Is Doc Rivers the man to complete the process for the Philadelphia 76ers?
For so long, fans and pundits alike have been told to "Trust the Process" in Philadelphia, but things have not gone according to plan.
Having tanked and started from the bottom seven years ago following a drastic rebuild of Philadelphia's roster and psyche, the long-term vision delivered stars Joel Embiid and Ben Simmons.
But it has only yielded two trips to the Eastern Conference semi-finals, with the 76ers humiliatingly swept by rivals the Boston Celtics in the first round of the playoffs this season.
Bowing out with barely a whimper at Walt Disney World Resort cost head coach Brett Brown his job following seven gruelling years, and raised further questions over the compatibility of franchise pillars Embiid and Simmons.
General manager Elton Brand and the 76ers will be hoping championship-winner Rivers has the answers, having turned to the former Los Angeles Clippers and Celtics coach on a five-year deal, in pursuit of a first title since 1983.
As Rivers – who departed the Clippers following a postseason capitulation – tries to get the 76ers back on track, we look at the 58-year-old using Stats Perform data.
Rivers crosses the divide
There is no love lost between the Celtics and 76ers in the Eastern Conference, and Rivers has history in Boston.
Rivers spent nine years as head coach of the Celtics, delivering a championship to the storied franchise in 2008.
As the 76ers try to get the best out of Embiid and Simmons, they will be encouraged by Rivers' ability to bring stars Kevin Garnett, Paul Pierce, Ray Allen and Rajon Rondo together en route to NBA Finals success 12 years ago.
Though, he was unable to take star recruits Kawhi Leonard, Paul George and the second-seeded Clippers to the decider this season.
NBA Coach of the Year in 2010, Rivers coached 827 games with the Celtics – including playoffs – which is the second most in franchise history.
Rivers is no stranger to the Celtics-76ers rivalry, having experienced 42 showdowns – boasting a 25-17 record between 2004 and 2013.
Chris Ford (30 with the 76ers and 439 with the Celtics) and Jim O'Brien (87 with the 76ers and 284 with the Celtics) also coached both teams.
Doc nearing top 10
Whichever way you want to look at it, Rivers is just a few wins away from joining an esteemed group of coaches.
He has 1,034 career wins (770 losses) across the regular season and playoffs – just three victories shy of entering the top 10 for all-time wins in the NBA, level with Red Auerbach.
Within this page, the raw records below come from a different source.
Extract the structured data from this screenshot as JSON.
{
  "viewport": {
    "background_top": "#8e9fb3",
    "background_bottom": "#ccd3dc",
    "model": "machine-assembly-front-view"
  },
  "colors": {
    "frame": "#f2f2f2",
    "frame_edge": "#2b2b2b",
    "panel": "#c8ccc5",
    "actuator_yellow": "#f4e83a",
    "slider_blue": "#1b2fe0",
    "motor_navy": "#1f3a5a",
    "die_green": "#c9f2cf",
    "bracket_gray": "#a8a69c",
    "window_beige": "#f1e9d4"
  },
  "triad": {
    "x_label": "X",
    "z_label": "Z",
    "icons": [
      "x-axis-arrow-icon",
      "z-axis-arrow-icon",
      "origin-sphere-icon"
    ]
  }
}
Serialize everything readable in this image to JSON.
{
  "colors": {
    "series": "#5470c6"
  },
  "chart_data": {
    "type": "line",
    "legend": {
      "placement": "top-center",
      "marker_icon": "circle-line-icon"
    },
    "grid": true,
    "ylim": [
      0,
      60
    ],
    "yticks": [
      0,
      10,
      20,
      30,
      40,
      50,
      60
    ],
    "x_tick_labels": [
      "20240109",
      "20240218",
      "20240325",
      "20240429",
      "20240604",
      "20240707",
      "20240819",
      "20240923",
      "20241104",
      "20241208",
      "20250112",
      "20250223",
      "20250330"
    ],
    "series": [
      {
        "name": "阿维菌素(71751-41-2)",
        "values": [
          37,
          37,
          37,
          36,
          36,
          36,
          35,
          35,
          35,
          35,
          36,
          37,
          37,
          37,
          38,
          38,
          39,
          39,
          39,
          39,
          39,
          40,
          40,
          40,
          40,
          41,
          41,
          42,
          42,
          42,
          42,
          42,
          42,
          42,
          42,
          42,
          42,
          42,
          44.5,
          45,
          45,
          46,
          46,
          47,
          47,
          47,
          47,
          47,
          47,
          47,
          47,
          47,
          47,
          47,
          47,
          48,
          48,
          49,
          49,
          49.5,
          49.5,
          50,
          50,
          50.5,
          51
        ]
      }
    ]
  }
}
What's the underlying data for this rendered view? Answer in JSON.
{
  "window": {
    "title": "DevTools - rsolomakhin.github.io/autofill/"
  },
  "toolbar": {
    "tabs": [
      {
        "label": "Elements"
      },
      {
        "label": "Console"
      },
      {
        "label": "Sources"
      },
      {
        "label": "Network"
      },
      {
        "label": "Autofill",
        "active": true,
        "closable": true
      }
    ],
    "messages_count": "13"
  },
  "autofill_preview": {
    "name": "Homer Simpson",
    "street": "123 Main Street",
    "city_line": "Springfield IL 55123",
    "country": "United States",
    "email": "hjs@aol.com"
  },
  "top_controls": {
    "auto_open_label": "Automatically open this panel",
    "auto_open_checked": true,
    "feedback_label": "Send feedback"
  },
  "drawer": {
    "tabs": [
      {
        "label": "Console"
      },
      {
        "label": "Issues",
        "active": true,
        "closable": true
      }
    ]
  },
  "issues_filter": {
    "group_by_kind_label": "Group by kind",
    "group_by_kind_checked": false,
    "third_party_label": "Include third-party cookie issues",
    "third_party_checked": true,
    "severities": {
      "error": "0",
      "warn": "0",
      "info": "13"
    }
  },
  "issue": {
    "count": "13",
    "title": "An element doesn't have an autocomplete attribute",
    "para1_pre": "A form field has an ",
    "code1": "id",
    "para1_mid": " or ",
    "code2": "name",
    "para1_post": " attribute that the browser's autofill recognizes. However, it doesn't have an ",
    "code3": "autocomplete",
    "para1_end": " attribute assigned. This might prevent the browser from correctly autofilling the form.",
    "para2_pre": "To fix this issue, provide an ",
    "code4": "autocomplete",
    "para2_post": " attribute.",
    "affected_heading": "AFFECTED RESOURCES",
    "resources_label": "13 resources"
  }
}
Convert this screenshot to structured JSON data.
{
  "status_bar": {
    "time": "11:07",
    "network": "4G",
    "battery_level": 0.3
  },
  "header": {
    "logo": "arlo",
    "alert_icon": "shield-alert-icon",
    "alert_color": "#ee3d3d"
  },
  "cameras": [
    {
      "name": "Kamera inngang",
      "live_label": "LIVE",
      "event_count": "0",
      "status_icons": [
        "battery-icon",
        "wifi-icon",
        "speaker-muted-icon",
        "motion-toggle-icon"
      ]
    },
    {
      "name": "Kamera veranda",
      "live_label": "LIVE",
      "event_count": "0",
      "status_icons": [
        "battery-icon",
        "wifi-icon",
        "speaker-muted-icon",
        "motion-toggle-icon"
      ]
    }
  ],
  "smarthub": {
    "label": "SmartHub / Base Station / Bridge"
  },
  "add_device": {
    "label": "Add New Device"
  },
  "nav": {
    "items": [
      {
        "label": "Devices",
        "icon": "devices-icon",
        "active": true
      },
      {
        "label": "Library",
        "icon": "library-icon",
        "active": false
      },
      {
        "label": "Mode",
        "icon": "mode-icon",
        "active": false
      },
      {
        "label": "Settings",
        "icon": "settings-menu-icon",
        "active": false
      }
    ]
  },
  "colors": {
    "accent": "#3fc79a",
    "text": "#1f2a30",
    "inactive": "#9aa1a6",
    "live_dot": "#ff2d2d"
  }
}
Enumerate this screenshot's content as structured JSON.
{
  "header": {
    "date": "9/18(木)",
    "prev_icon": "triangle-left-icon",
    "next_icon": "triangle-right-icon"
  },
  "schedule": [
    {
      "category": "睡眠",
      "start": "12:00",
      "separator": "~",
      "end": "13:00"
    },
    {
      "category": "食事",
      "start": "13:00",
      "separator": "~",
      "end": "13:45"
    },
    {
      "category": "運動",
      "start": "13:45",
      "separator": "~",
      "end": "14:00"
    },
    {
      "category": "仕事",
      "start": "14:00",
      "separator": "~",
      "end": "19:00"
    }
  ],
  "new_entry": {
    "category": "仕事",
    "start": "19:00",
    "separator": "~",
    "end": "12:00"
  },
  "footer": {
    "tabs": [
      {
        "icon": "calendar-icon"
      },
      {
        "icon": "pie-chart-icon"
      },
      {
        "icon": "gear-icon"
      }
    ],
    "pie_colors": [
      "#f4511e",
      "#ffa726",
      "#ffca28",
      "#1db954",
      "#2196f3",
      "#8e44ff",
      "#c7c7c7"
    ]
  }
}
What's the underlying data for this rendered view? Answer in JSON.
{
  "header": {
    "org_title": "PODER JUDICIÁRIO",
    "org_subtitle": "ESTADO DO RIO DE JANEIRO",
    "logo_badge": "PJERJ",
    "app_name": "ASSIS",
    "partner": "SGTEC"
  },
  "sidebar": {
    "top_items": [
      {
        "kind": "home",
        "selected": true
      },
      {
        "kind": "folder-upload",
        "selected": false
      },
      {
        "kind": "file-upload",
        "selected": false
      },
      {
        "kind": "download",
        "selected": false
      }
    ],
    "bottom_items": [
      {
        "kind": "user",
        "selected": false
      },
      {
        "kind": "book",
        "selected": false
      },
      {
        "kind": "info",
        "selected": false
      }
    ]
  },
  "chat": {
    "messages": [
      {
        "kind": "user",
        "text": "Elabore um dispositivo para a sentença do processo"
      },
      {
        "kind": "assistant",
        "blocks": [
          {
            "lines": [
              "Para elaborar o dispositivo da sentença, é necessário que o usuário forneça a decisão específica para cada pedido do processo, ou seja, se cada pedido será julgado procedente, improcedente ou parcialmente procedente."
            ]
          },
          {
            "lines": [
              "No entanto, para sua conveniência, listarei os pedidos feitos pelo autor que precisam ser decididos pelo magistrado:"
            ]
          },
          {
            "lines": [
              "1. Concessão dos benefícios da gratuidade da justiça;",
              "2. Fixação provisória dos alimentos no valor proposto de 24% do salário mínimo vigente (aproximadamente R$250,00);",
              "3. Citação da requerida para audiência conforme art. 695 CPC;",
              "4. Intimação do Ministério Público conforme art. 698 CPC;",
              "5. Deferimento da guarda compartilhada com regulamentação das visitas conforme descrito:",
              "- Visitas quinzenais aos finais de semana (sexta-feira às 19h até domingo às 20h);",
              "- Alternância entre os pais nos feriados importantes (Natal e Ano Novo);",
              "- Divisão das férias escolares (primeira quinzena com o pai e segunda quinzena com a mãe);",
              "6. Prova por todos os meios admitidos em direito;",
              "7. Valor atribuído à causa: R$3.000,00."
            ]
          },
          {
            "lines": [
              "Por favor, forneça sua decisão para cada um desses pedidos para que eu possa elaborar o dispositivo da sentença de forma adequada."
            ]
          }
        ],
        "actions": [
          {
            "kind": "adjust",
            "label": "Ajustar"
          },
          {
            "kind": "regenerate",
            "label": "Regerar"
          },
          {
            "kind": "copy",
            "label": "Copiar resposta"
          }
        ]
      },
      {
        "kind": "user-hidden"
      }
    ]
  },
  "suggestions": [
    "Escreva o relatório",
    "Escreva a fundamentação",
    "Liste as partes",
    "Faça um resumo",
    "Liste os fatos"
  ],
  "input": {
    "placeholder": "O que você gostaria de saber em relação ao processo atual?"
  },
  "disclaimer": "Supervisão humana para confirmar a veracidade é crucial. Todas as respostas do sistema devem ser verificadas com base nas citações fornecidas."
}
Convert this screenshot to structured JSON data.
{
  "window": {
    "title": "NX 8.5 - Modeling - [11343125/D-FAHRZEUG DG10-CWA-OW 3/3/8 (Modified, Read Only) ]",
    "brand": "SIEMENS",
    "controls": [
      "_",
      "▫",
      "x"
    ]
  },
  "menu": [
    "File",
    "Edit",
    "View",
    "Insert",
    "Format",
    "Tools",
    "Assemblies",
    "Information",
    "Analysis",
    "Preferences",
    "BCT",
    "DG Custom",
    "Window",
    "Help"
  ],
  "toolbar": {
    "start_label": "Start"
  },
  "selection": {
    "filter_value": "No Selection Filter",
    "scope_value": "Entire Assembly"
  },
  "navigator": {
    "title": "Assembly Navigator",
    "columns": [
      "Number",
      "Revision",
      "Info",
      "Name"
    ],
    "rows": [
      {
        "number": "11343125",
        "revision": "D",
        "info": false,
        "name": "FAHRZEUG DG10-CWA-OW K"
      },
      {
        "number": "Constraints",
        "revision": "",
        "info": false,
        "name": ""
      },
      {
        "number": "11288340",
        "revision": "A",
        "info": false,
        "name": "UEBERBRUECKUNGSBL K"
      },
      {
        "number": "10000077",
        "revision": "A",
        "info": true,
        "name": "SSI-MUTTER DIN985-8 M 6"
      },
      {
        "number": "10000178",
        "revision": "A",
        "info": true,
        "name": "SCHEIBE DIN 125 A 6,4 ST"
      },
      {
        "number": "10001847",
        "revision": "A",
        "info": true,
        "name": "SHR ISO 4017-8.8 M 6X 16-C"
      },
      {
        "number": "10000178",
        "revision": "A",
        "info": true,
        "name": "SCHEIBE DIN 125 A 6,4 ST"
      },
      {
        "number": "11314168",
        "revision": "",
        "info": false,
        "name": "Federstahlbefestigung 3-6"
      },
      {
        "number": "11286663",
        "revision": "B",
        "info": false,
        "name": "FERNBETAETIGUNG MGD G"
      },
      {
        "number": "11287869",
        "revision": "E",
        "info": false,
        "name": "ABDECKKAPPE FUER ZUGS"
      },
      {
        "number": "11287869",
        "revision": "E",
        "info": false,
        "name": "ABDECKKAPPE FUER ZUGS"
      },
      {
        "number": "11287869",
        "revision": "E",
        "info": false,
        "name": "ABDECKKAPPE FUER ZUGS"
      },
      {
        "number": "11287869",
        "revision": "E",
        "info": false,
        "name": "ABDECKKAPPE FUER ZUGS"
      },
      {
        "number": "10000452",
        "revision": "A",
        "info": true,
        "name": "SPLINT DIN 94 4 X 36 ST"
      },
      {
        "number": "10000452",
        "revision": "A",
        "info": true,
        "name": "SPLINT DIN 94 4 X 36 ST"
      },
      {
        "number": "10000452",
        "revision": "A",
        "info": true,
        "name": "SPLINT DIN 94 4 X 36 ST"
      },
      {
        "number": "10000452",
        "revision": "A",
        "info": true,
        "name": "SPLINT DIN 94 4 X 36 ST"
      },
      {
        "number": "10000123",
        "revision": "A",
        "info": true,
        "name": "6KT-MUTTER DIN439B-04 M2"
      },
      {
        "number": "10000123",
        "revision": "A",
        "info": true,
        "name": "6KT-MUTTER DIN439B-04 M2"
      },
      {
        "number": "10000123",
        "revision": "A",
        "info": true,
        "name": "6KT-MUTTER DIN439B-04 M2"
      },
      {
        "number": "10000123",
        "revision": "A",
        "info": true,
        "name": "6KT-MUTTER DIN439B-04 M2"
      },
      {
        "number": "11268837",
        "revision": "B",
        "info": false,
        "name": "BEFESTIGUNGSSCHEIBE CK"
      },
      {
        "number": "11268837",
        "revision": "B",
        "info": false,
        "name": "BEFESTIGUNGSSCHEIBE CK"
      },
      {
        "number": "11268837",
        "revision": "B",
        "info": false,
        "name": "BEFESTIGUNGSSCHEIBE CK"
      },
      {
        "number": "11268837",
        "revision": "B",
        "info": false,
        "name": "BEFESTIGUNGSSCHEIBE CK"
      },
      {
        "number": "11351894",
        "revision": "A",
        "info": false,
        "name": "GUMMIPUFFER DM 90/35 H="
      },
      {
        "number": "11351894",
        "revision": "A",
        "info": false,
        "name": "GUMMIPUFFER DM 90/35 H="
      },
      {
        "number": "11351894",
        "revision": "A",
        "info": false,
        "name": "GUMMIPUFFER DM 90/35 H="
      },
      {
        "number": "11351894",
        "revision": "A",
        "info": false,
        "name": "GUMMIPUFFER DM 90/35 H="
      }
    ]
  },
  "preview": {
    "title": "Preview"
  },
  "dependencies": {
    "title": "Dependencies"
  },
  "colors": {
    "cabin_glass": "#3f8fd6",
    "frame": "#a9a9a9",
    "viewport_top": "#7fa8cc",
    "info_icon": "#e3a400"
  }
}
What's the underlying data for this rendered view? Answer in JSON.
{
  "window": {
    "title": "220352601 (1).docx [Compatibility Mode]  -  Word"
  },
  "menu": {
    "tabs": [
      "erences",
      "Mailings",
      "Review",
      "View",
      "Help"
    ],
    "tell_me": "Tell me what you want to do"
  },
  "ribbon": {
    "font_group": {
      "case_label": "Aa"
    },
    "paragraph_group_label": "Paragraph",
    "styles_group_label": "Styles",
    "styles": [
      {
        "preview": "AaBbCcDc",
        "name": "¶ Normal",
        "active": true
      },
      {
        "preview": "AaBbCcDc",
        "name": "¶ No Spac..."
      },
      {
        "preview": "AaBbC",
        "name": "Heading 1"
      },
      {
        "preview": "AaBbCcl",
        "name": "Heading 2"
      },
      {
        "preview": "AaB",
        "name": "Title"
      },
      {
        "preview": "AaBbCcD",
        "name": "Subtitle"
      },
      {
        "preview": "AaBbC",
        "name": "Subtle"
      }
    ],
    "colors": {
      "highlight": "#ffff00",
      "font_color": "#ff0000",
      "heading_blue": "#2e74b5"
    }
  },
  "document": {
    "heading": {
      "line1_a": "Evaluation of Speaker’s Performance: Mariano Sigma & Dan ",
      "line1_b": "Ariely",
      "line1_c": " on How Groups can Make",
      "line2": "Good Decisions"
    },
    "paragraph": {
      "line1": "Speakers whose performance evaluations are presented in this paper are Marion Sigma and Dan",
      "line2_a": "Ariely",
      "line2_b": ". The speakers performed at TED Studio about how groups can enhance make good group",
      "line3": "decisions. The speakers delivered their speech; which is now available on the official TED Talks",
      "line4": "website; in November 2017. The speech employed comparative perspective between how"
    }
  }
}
Current San Antonio Spurs great Gregg Popovich tops the list with 1,447.
If you are just looking at the regular season, Rivers has overseen 943 wins (681 defeats), one behind 10th-placed Bill Fitch. Former Milwaukee Bucks, Golden State Warriors, New York Knicks and Dallas Mavericks coach Don Nelson – a three-time championship-winning coach – stands alone at the top with 1,335.
Playoff woes after regular-season success
Rivers swapped the east for the west amid much fanfare and a lucrative pay cheque as the highest-paid coach at the time.
He oversaw the fifth-best record in the NBA with the Clippers – 356-208 in the regular season – but failed to reach the Finals.
The Clippers also top the list for most consecutive seasons with 40-plus wins on nine – seven of those campaigns were on Rivers' watch.
Rivers has a 66.2 winning percentage in his first four seasons with a team, only behind Steve Kerr (80.8), Avery Johnson (73.5), Mike D'Antoni (68.2) and Stan Van Gundy (67.7).
He went 217-11 in his first four seasons with the Clippers, winning at least 50 games each season. However, Rivers went 139-97 (58.9 per cent) over the last three campaigns, failing to reach 50 wins in each season (though he would surely have reached that total this season had it not been for the coronavirus shutdown). Los Angeles finished 49-23.
Rivers was unable to snap the Clippers' curse of never making the Finals – a run of 50 consecutive seasons without appearing in the NBA's showpiece. Only the Atlanta Hawks (59) and Sacramento Kings (69) have been waiting longer, though they have previously advanced.
He is the only coach in NBA history to blow multiple 3-1 leads in the playoffs following the Clippers' capitulation at the hands of the Denver Nuggets in the Western Conference semi-finals this season. His Clippers also surrendered a 3-1 lead in 2015, as did the 2003 Orlando Magic.
In another concerning postseason trend, there have been seven teams to lose a Game 7 at home by 13 or more points – Rivers was the coach responsible for the last three such games (2017 Clippers, 2009 Celtics, 2005 Celtics).